**Directions**
For each record below, write an exact copy.
::: Extracted records
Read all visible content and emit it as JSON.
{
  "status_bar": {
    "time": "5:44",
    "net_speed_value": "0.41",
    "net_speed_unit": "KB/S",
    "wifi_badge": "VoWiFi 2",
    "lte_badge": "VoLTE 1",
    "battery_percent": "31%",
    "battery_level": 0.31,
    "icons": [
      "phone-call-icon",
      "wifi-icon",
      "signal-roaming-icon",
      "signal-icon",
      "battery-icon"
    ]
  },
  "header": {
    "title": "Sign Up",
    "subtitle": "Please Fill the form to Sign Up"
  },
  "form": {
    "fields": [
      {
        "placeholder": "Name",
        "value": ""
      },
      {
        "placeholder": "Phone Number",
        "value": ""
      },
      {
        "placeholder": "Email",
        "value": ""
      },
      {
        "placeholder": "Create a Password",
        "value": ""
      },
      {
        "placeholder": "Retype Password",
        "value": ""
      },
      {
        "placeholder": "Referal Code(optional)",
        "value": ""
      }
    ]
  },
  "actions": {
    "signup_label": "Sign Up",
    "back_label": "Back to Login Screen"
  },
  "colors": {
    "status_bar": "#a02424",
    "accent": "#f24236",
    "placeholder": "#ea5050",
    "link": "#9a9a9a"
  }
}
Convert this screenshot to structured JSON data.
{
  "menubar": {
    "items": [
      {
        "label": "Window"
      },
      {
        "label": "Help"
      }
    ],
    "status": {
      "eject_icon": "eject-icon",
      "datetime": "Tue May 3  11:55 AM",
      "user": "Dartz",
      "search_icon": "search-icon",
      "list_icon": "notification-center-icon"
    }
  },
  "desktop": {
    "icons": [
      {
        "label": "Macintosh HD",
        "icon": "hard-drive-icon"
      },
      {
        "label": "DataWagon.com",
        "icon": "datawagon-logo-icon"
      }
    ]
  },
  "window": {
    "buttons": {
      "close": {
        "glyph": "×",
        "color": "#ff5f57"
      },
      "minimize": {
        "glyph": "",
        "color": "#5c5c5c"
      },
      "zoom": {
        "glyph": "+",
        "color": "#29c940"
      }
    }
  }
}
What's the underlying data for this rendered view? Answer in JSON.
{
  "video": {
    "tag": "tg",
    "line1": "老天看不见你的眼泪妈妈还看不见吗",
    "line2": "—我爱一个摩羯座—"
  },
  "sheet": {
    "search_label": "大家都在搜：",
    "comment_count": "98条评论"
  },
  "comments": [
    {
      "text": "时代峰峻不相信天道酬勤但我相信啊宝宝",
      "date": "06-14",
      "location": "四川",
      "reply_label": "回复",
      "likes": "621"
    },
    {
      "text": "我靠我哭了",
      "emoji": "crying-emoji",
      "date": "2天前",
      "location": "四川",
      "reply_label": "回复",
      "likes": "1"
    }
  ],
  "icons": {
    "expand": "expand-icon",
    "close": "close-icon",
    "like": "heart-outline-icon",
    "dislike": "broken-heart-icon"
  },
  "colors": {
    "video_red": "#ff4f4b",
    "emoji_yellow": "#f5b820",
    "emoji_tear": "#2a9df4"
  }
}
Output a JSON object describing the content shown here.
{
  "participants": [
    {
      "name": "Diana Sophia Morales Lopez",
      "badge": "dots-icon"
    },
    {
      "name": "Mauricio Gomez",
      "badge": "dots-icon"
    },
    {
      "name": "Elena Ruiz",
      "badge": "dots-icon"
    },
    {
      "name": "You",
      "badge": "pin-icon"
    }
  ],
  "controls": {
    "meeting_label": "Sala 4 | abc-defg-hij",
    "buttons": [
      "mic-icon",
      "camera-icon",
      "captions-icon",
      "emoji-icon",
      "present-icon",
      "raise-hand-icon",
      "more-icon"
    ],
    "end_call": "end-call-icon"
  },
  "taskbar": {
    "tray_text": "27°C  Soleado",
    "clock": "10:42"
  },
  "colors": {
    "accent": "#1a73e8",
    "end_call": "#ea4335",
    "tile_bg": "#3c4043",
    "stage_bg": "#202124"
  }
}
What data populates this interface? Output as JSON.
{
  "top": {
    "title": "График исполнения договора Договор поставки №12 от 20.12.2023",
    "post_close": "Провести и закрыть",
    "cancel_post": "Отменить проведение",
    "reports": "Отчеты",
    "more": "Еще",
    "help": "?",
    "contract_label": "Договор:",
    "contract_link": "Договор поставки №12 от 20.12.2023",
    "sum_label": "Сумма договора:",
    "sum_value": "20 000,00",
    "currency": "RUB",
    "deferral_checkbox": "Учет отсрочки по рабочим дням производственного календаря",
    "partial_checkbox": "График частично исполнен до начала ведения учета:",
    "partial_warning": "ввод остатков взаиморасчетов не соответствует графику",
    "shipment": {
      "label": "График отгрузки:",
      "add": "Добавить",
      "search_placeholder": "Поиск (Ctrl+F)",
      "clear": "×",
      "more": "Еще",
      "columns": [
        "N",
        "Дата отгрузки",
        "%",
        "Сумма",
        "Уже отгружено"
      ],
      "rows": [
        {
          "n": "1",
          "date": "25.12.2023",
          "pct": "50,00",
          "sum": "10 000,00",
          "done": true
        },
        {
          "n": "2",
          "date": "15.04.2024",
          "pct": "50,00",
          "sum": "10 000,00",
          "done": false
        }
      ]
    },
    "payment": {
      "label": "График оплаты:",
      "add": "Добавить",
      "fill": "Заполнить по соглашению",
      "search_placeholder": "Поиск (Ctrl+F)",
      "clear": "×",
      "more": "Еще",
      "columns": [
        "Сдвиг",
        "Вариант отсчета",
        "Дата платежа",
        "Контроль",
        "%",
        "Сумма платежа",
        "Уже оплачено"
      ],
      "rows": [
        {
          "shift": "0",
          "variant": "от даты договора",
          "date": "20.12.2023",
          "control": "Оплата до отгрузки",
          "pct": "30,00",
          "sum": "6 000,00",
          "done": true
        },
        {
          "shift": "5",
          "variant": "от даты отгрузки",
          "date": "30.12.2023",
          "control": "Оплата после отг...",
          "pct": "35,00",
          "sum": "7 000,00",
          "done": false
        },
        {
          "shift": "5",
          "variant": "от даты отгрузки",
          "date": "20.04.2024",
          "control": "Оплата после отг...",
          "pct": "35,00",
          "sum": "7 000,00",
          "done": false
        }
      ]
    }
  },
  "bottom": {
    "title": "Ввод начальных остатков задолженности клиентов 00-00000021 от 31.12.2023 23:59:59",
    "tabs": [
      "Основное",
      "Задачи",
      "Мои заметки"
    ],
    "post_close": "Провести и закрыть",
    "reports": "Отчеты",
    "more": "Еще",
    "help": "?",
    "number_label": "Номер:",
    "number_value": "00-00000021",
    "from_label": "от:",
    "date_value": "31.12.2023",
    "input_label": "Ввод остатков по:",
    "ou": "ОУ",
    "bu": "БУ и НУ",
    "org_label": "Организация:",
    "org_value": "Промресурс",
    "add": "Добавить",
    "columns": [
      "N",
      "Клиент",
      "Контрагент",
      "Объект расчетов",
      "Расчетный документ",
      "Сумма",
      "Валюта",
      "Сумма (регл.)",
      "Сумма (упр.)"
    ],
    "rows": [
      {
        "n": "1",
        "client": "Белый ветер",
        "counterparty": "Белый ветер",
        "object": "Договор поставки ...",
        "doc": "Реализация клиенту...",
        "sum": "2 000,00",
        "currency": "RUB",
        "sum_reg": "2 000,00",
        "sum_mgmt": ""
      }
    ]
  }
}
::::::
**Expected output**
Read all visible content and emit it as JSON.
{
  "status_bar": {
    "time": "5:44",
    "net_speed_value": "0.41",
    "net_speed_unit": "KB/S",
    "wifi_badge": "VoWiFi 2",
    "lte_badge": "VoLTE 1",
    "battery_percent": "31%",
    "battery_level": 0.31,
    "icons": [
      "phone-call-icon",
      "wifi-icon",
      "signal-roaming-icon",
      "signal-icon",
      "battery-icon"
    ]
  },
  "header": {
    "title": "Sign Up",
    "subtitle": "Please Fill the form to Sign Up"
  },
  "form": {
    "fields": [
      {
        "placeholder": "Name",
        "value": ""
      },
      {
        "placeholder": "Phone Number",
        "value": ""
      },
      {
        "placeholder": "Email",
        "value": ""
      },
      {
        "placeholder": "Create a Password",
        "value": ""
      },
      {
        "placeholder": "Retype Password",
        "value": ""
      },
      {
        "placeholder": "Referal Code(optional)",
        "value": ""
      }
    ]
  },
  "actions": {
    "signup_label": "Sign Up",
    "back_label": "Back to Login Screen"
  },
  "colors": {
    "status_bar": "#a02424",
    "accent": "#f24236",
    "placeholder": "#ea5050",
    "link": "#9a9a9a"
  }
}
Convert this screenshot to structured JSON data.
{
  "menubar": {
    "items": [
      {
        "label": "Window"
      },
      {
        "label": "Help"
      }
    ],
    "status": {
      "eject_icon": "eject-icon",
      "datetime": "Tue May 3  11:55 AM",
      "user": "Dartz",
      "search_icon": "search-icon",
      "list_icon": "notification-center-icon"
    }
  },
  "desktop": {
    "icons": [
      {
        "label": "Macintosh HD",
        "icon": "hard-drive-icon"
      },
      {
        "label": "DataWagon.com",
        "icon": "datawagon-logo-icon"
      }
    ]
  },
  "window": {
    "buttons": {
      "close": {
        "glyph": "×",
        "color": "#ff5f57"
      },
      "minimize": {
        "glyph": "",
        "color": "#5c5c5c"
      },
      "zoom": {
        "glyph": "+",
        "color": "#29c940"
      }
    }
  }
}
What's the underlying data for this rendered view? Answer in JSON.
{
  "video": {
    "tag": "tg",
    "line1": "老天看不见你的眼泪妈妈还看不见吗",
    "line2": "—我爱一个摩羯座—"
  },
  "sheet": {
    "search_label": "大家都在搜：",
    "comment_count": "98条评论"
  },
  "comments": [
    {
      "text": "时代峰峻不相信天道酬勤但我相信啊宝宝",
      "date": "06-14",
      "location": "四川",
      "reply_label": "回复",
      "likes": "621"
    },
    {
      "text": "我靠我哭了",
      "emoji": "crying-emoji",
      "date": "2天前",
      "location": "四川",
      "reply_label": "回复",
      "likes": "1"
    }
  ],
  "icons": {
    "expand": "expand-icon",
    "close": "close-icon",
    "like": "heart-outline-icon",
    "dislike": "broken-heart-icon"
  },
  "colors": {
    "video_red": "#ff4f4b",
    "emoji_yellow": "#f5b820",
    "emoji_tear": "#2a9df4"
  }
}
Output a JSON object describing the content shown here.
{
  "participants": [
    {
      "name": "Diana Sophia Morales Lopez",
      "badge": "dots-icon"
    },
    {
      "name": "Mauricio Gomez",
      "badge": "dots-icon"
    },
    {
      "name": "Elena Ruiz",
      "badge": "dots-icon"
    },
    {
      "name": "You",
      "badge": "pin-icon"
    }
  ],
  "controls": {
    "meeting_label": "Sala 4 | abc-defg-hij",
    "buttons": [
      "mic-icon",
      "camera-icon",
      "captions-icon",
      "emoji-icon",
      "present-icon",
      "raise-hand-icon",
      "more-icon"
    ],
    "end_call": "end-call-icon"
  },
  "taskbar": {
    "tray_text": "27°C  Soleado",
    "clock": "10:42"
  },
  "colors": {
    "accent": "#1a73e8",
    "end_call": "#ea4335",
    "tile_bg": "#3c4043",
    "stage_bg": "#202124"
  }
}
What data populates this interface? Output as JSON.
{
  "top": {
    "title": "График исполнения договора Договор поставки №12 от 20.12.2023",
    "post_close": "Провести и закрыть",
    "cancel_post": "Отменить проведение",
    "reports": "Отчеты",
    "more": "Еще",
    "help": "?",
    "contract_label": "Договор:",
    "contract_link": "Договор поставки №12 от 20.12.2023",
    "sum_label": "Сумма договора:",
    "sum_value": "20 000,00",
    "currency": "RUB",
    "deferral_checkbox": "Учет отсрочки по рабочим дням производственного календаря",
    "partial_checkbox": "График частично исполнен до начала ведения учета:",
    "partial_warning": "ввод остатков взаиморасчетов не соответствует графику",
    "shipment": {
      "label": "График отгрузки:",
      "add": "Добавить",
      "search_placeholder": "Поиск (Ctrl+F)",
      "clear": "×",
      "more": "Еще",
      "columns": [
        "N",
        "Дата отгрузки",
        "%",
        "Сумма",
        "Уже отгружено"
      ],
      "rows": [
        {
          "n": "1",
          "date": "25.12.2023",
          "pct": "50,00",
          "sum": "10 000,00",
          "done": true
        },
        {
          "n": "2",
          "date": "15.04.2024",
          "pct": "50,00",
          "sum": "10 000,00",
          "done": false
        }
      ]
    },
    "payment": {
      "label": "График оплаты:",
      "add": "Добавить",
      "fill": "Заполнить по соглашению",
      "search_placeholder": "Поиск (Ctrl+F)",
      "clear": "×",
      "more": "Еще",
      "columns": [
        "Сдвиг",
        "Вариант отсчета",
        "Дата платежа",
        "Контроль",
        "%",
        "Сумма платежа",
        "Уже оплачено"
      ],
      "rows": [
        {
          "shift": "0",
          "variant": "от даты договора",
          "date": "20.12.2023",
          "control": "Оплата до отгрузки",
          "pct": "30,00",
          "sum": "6 000,00",
          "done": true
        },
        {
          "shift": "5",
          "variant": "от даты отгрузки",
          "date": "30.12.2023",
          "control": "Оплата после отг...",
          "pct": "35,00",
          "sum": "7 000,00",
          "done": false
        },
        {
          "shift": "5",
          "variant": "от даты отгрузки",
          "date": "20.04.2024",
          "control": "Оплата после отг...",
          "pct": "35,00",
          "sum": "7 000,00",
          "done": false
        }
      ]
    }
  },
  "bottom": {
    "title": "Ввод начальных остатков задолженности клиентов 00-00000021 от 31.12.2023 23:59:59",
    "tabs": [
      "Основное",
      "Задачи",
      "Мои заметки"
    ],
    "post_close": "Провести и закрыть",
    "reports": "Отчеты",
    "more": "Еще",
    "help": "?",
    "number_label": "Номер:",
    "number_value": "00-00000021",
    "from_label": "от:",
    "date_value": "31.12.2023",
    "input_label": "Ввод остатков по:",
    "ou": "ОУ",
    "bu": "БУ и НУ",
    "org_label": "Организация:",
    "org_value": "Промресурс",
    "add": "Добавить",
    "columns": [
      "N",
      "Клиент",
      "Контрагент",
      "Объект расчетов",
      "Расчетный документ",
      "Сумма",
      "Валюта",
      "Сумма (регл.)",
      "Сумма (упр.)"
    ],
    "rows": [
      {
        "n": "1",
        "client": "Белый ветер",
        "counterparty": "Белый ветер",
        "object": "Договор поставки ...",
        "doc": "Реализация клиенту...",
        "sum": "2 000,00",
        "currency": "RUB",
        "sum_reg": "2 000,00",
        "sum_mgmt": ""
      }
    ]
  }
}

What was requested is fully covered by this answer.